The Holland Board of Public Works is holding public comment periods today and tomorrow from 5:00 to 7:00 P.M. on it’s recently released benefit-cost analysis of a handful of new energy generating options for the city of Holland. The studies included the social and environmental costs and benefits as well as the traditional direct financial costs of a range of new energy producing options. Unfortunately, they lacked an assessment of what could be achieved through similarly scaled investments in energy efficiency and optimization – energy efficiency is by far the cleanest, cheapest, and most quickly deployed source of new energy – energy efficiency is typically 1/3 the cost of energy produced from new facilities.
Check out the Michigan Land Use Institute’s excellent blog summary and analysis of the Holland energy planning process.
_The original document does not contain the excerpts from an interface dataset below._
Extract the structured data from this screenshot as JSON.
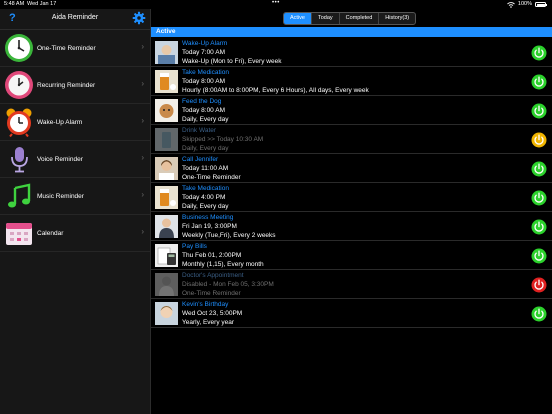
{
  "status_bar": {
    "time": "5:48 AM",
    "date": "Wed Jan 17",
    "multitask": "•••",
    "battery": "100%"
  },
  "sidebar": {
    "title": "Aida Reminder",
    "help_label": "?",
    "items": [
      {
        "label": "One-Time Reminder",
        "icon": "clock-icon"
      },
      {
        "label": "Recurring Reminder",
        "icon": "recurring-clock-icon"
      },
      {
        "label": "Wake-Up Alarm",
        "icon": "alarm-clock-icon"
      },
      {
        "label": "Voice Reminder",
        "icon": "microphone-icon"
      },
      {
        "label": "Music Reminder",
        "icon": "music-note-icon"
      },
      {
        "label": "Calendar",
        "icon": "calendar-icon"
      }
    ]
  },
  "tabs": {
    "active": "Active",
    "today": "Today",
    "completed": "Completed",
    "history": "History(3)"
  },
  "section_label": "Active",
  "colors": {
    "accent": "#1e8fff",
    "on": "#2bd12b",
    "snoozed": "#f0b400",
    "disabled": "#e02020"
  },
  "reminders": [
    {
      "title": "Wake-Up Alarm",
      "line1": "Today 7:00 AM",
      "line2": "Wake-Up (Mon to Fri), Every week",
      "status": "on",
      "thumb": "photo-icon"
    },
    {
      "title": "Take Medication",
      "line1": "Today 8:00 AM",
      "line2": "Hourly (8:00AM to 8:00PM, Every 6 Hours), All days, Every week",
      "status": "on",
      "thumb": "medication-icon"
    },
    {
      "title": "Feed the Dog",
      "line1": "Today 8:00 AM",
      "line2": "Daily, Every day",
      "status": "on",
      "thumb": "dog-icon"
    },
    {
      "title": "Drink Water",
      "line1": "Skipped >> Today 10:30 AM",
      "line2": "Daily, Every day",
      "status": "skipped",
      "thumb": "water-icon"
    },
    {
      "title": "Call Jennifer",
      "line1": "Today 11:00 AM",
      "line2": "One-Time Reminder",
      "status": "on",
      "thumb": "person-icon"
    },
    {
      "title": "Take Medication",
      "line1": "Today 4:00 PM",
      "line2": "Daily, Every day",
      "status": "on",
      "thumb": "medication-icon"
    },
    {
      "title": "Business Meeting",
      "line1": "Fri Jan 19, 3:00PM",
      "line2": "Weekly (Tue,Fri), Every 2 weeks",
      "status": "on",
      "thumb": "meeting-icon"
    },
    {
      "title": "Pay Bills",
      "line1": "Thu Feb 01, 2:00PM",
      "line2": "Monthly (1,15), Every month",
      "status": "on",
      "thumb": "bills-icon"
    },
    {
      "title": "Doctor's Appointment",
      "line1": "Disabled - Mon Feb 05, 3:30PM",
      "line2": "One-Time Reminder",
      "status": "off",
      "thumb": "doctor-icon"
    },
    {
      "title": "Kevin's Birthday",
      "line1": "Wed Oct 23, 5:00PM",
      "line2": "Yearly, Every year",
      "status": "on",
      "thumb": "person-icon"
    }
  ]
}
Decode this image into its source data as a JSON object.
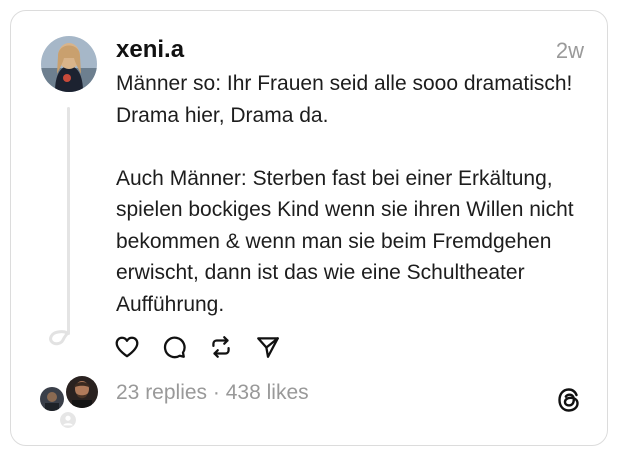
{
  "post": {
    "username": "xeni.a",
    "timestamp": "2w",
    "paragraphs": [
      "Männer so: Ihr Frauen seid alle sooo dramatisch! Drama hier, Drama da.",
      "Auch Männer: Sterben fast bei einer Erkältung, spielen bockiges Kind wenn sie ihren Willen nicht bekommen & wenn man sie beim Fremdgehen erwischt, dann ist das wie eine Schultheater Aufführung."
    ],
    "stats": {
      "replies": "23 replies",
      "separator": "·",
      "likes": "438 likes"
    }
  },
  "icons": {
    "like": "heart-icon",
    "reply": "comment-bubble-icon",
    "repost": "repost-icon",
    "share": "send-icon",
    "brand": "threads-logo-icon"
  },
  "colors": {
    "text": "#1d1d1d",
    "muted": "#999999",
    "border": "#dcdcdc",
    "thread_line": "#e4e4e4"
  }
}
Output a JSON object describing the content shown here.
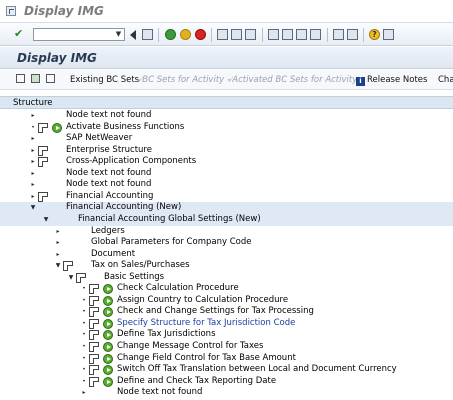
{
  "window": {
    "title": "Display IMG"
  },
  "screen": {
    "title": "Display IMG"
  },
  "app_toolbar": {
    "existing_bc_sets": "Existing BC Sets",
    "bc_sets_for_activity": "BC Sets for Activity",
    "activated_bc_sets": "Activated BC Sets for Activity",
    "release_notes": "Release Notes",
    "change_log": "Cha"
  },
  "tree": {
    "header": "Structure",
    "rows": [
      {
        "label": "Node text not found",
        "level": 0,
        "toggle": "collapsed",
        "icons": []
      },
      {
        "label": "Activate Business Functions",
        "level": 0,
        "toggle": "bullet",
        "icons": [
          "doc",
          "exe"
        ]
      },
      {
        "label": "SAP NetWeaver",
        "level": 0,
        "toggle": "collapsed",
        "icons": []
      },
      {
        "label": "Enterprise Structure",
        "level": 0,
        "toggle": "collapsed",
        "icons": [
          "doc"
        ]
      },
      {
        "label": "Cross-Application Components",
        "level": 0,
        "toggle": "collapsed",
        "icons": [
          "doc"
        ]
      },
      {
        "label": "Node text not found",
        "level": 0,
        "toggle": "collapsed",
        "icons": []
      },
      {
        "label": "Node text not found",
        "level": 0,
        "toggle": "collapsed",
        "icons": []
      },
      {
        "label": "Financial Accounting",
        "level": 0,
        "toggle": "collapsed",
        "icons": [
          "doc"
        ]
      },
      {
        "label": "Financial Accounting (New)",
        "level": 0,
        "toggle": "expanded",
        "icons": [],
        "highlight": true
      },
      {
        "label": "Financial Accounting Global Settings (New)",
        "level": 1,
        "toggle": "expanded",
        "icons": [],
        "highlight": true
      },
      {
        "label": "Ledgers",
        "level": 2,
        "toggle": "collapsed",
        "icons": []
      },
      {
        "label": "Global Parameters for Company Code",
        "level": 2,
        "toggle": "collapsed",
        "icons": []
      },
      {
        "label": "Document",
        "level": 2,
        "toggle": "collapsed",
        "icons": []
      },
      {
        "label": "Tax on Sales/Purchases",
        "level": 2,
        "toggle": "expanded",
        "icons": [
          "doc"
        ]
      },
      {
        "label": "Basic Settings",
        "level": 3,
        "toggle": "expanded",
        "icons": [
          "doc"
        ]
      },
      {
        "label": "Check Calculation Procedure",
        "level": 4,
        "toggle": "bullet",
        "icons": [
          "doc",
          "exe"
        ]
      },
      {
        "label": "Assign Country to Calculation Procedure",
        "level": 4,
        "toggle": "bullet",
        "icons": [
          "doc",
          "exe"
        ]
      },
      {
        "label": "Check and Change Settings for Tax Processing",
        "level": 4,
        "toggle": "bullet",
        "icons": [
          "doc",
          "exe"
        ]
      },
      {
        "label": "Specify Structure for Tax Jurisdiction Code",
        "level": 4,
        "toggle": "bullet",
        "icons": [
          "doc",
          "exe"
        ],
        "link": true
      },
      {
        "label": "Define Tax Jurisdictions",
        "level": 4,
        "toggle": "bullet",
        "icons": [
          "doc",
          "exe"
        ]
      },
      {
        "label": "Change Message Control for Taxes",
        "level": 4,
        "toggle": "bullet",
        "icons": [
          "doc",
          "exe"
        ]
      },
      {
        "label": "Change Field Control for Tax Base Amount",
        "level": 4,
        "toggle": "bullet",
        "icons": [
          "doc",
          "exe"
        ]
      },
      {
        "label": "Switch Off Tax Translation between Local and Document Currency",
        "level": 4,
        "toggle": "bullet",
        "icons": [
          "doc",
          "exe"
        ]
      },
      {
        "label": "Define and Check Tax Reporting Date",
        "level": 4,
        "toggle": "bullet",
        "icons": [
          "doc",
          "exe"
        ]
      },
      {
        "label": "Node text not found",
        "level": 4,
        "toggle": "collapsed",
        "icons": []
      }
    ]
  },
  "colors": {
    "link": "#1a3f9e",
    "highlight_row": "#dfe9f5",
    "header_bar": "#dbe6f3"
  }
}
Here’s a sample from the article written by Jim Dulzo:
HOLLAND, Mich.—The Holland Board of Public Works released its long-anticipated report comparing the economic, environmental, and social effects of a new coal-fired plant with those of a new natural gas-fired plant, and the news is not good for coal.
The study—the Sustainable Return on Investment Analysis Results (SROI)—finds that using natural gas to meet Holland’s future base-load needs would be cheaper, produce fewer toxic emissions, and release about half the climate-changing greenhouse gases than the coal plant HBPW had proposed.
Now the utility wants to hear what residents think about the study and their town’s energy future, and will host public hearings September 4 and 5 from 5 to 7 p.m. at the DoubleTree Hotel on 24th Street in Holland.
But the SROI study, and the way the municipal utility is gathering comments, worry some clean-energy advocates.
The utility commissioned the SROI to check the economics of Holland’s Community Energy Plan, a 40-year economic development strategy released last fall by the city-appointed Holland Community Sustainability Committee. That committee considered four scenarios for sharply cutting Holland’s greenhouse gas emissions—a broad measure of energy efficiency. Each aimed to slow energy cost increases, make Holland more competitive, increase local employment, and combat climate change.
Consultant Garforth International LLC, which wrote the, and city staff both endorsed “Scenario B,” which calls for cutting single-family home energy use by 53 to 66 percent, all other buildings’ energy use by 30 to 50 percent, and using natural gas and renewables to make electricity.
Some environmental groups and local citizens, however, believe that while the CEP is a good first step, its lack of a clearly stated financing plan for its ambitious efficiency goals makes the SROI analysis premature.
“The math is simple,” said Dr. Martin Kushler, of the American Council for an Energy Efficient Economy, in a Clean Energy Now coalition press release just after the Aug. 8 SROI rollout. “Energy efficiency saves energy at one-third the cost of [producing it with] a new power plant. Holland’s plan should include maximum energy efficiency programs first, before calculating how much new power generation is needed.”